Lena was different and so was her man. She had been fanning everyone else all her life and now it was time for her to find someone to fan with. What if a ghost was the love of your life? Could you live with a spirit or do you need the real thing? Is it love if you can’t take him anywhere and no one would ever understand? If you saw a ghost and he talked to you would you run? If you saw a ghost and it kissed you would you faint? What if it’s a kiss to build a dream on?

Discussion of The Handmaid’s Tale by Margaret Atwood

In The Handmaid’s Tale the women cannot “work”, which really means they cannot leave the house. They can still bear children for another woman. Someone also takes care of these children.

Moira never follows the direction of Gilead. She tries to escape twice. In her second attempt she is successful, but she becomes a prostitute. Can women be valuable to men in a world like Gilead? Can women be valuable in a world that is focused on one goal? If we run from something all of our life and then we find ourselves running to it, have we just discovered that which we should have known all along?

Discussion of Americanah by Chimamanda Ngozi Adichie

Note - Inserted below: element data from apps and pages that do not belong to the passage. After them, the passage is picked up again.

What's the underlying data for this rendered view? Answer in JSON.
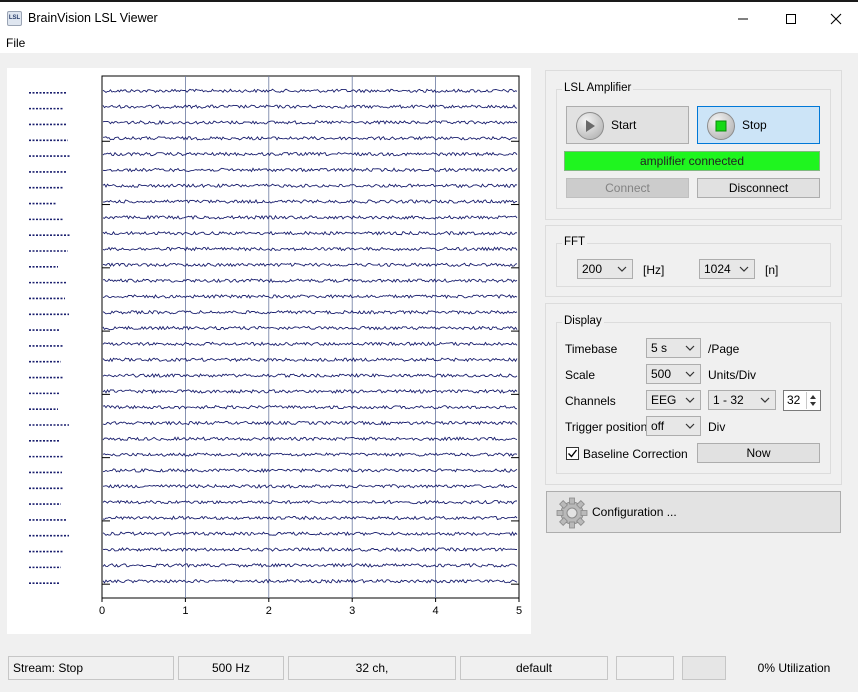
{
  "window": {
    "title": "BrainVision LSL Viewer",
    "icon_text": "LSL"
  },
  "menu": {
    "file": "File"
  },
  "plot": {
    "x_ticks": [
      "0",
      "1",
      "2",
      "3",
      "4",
      "5"
    ],
    "channel_count": 32,
    "trace_color": "#1a1f6e"
  },
  "amplifier": {
    "title": "LSL Amplifier",
    "start_label": "Start",
    "stop_label": "Stop",
    "status_text": "amplifier connected",
    "status_color": "#1ff51f",
    "connect_label": "Connect",
    "disconnect_label": "Disconnect"
  },
  "fft": {
    "title": "FFT",
    "freq_value": "200",
    "freq_unit": "[Hz]",
    "size_value": "1024",
    "size_unit": "[n]"
  },
  "display": {
    "title": "Display",
    "timebase_label": "Timebase",
    "timebase_value": "5 s",
    "timebase_unit": "/Page",
    "scale_label": "Scale",
    "scale_value": "500",
    "scale_unit": "Units/Div",
    "channels_label": "Channels",
    "channels_type": "EEG",
    "channels_range": "1 - 32",
    "channels_count": "32",
    "trigger_label": "Trigger position",
    "trigger_value": "off",
    "trigger_unit": "Div",
    "baseline_label": "Baseline Correction",
    "baseline_checked": true,
    "now_label": "Now"
  },
  "configuration": {
    "label": "Configuration ..."
  },
  "statusbar": {
    "stream": "Stream: Stop",
    "rate": "500 Hz",
    "channels": "32 ch,",
    "mode": "default",
    "utilization": "0% Utilization"
  }
}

Americanah is the first book I’ve read about a immigrant coming to America and returning home. Ifemelu becomes Americanized and even interracially dates.  The story is unfamiliar because I don’t ready many stories about immigrants. Ifemelu’s blog about race relations is hilarious because she exists in a world that is unapologetically Nigerian and not black, but in America it is often about your color whether you accept it or not.

Ifemelu and other Nigerians adore American and European culture. They read American novels and people want to send their children to British and French schools, but so many of the characters want to return to Nigeria after staying abroad. Ifemelu even achieves success in America and still finds something lacking. In reality the immigrants are looking for the American dream, but once they have it they return home because it wasn’t what they really wanted.

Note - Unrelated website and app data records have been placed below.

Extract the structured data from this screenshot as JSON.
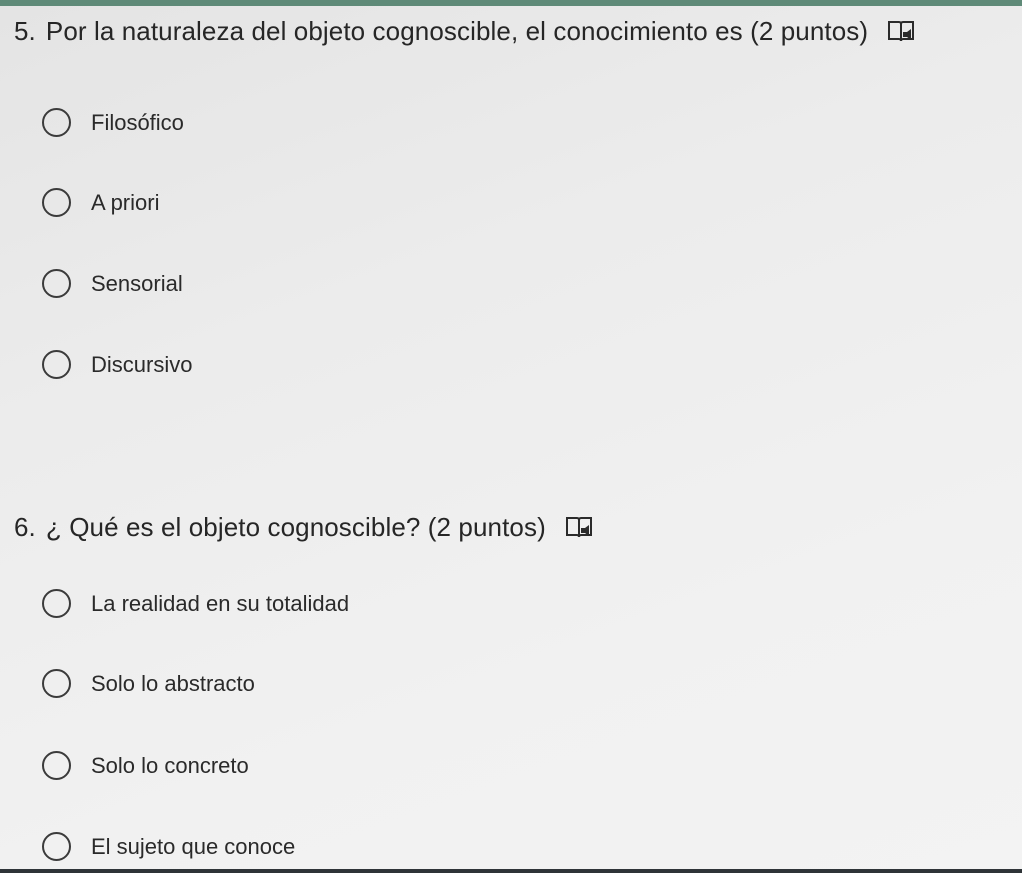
{
  "questions": [
    {
      "number": "5.",
      "text": "Por la naturaleza del objeto cognoscible, el conocimiento es (2 puntos)",
      "reader_icon": "immersive-reader-icon",
      "options": [
        "Filosófico",
        "A priori",
        "Sensorial",
        "Discursivo"
      ]
    },
    {
      "number": "6.",
      "text": "¿ Qué es el objeto cognoscible? (2 puntos)",
      "reader_icon": "immersive-reader-icon",
      "options": [
        "La realidad en su totalidad",
        "Solo lo abstracto",
        "Solo lo concreto",
        "El sujeto que conoce"
      ]
    }
  ]
}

Americanah is a great dive into an immigrant world and the dangers and changes they face becoming American.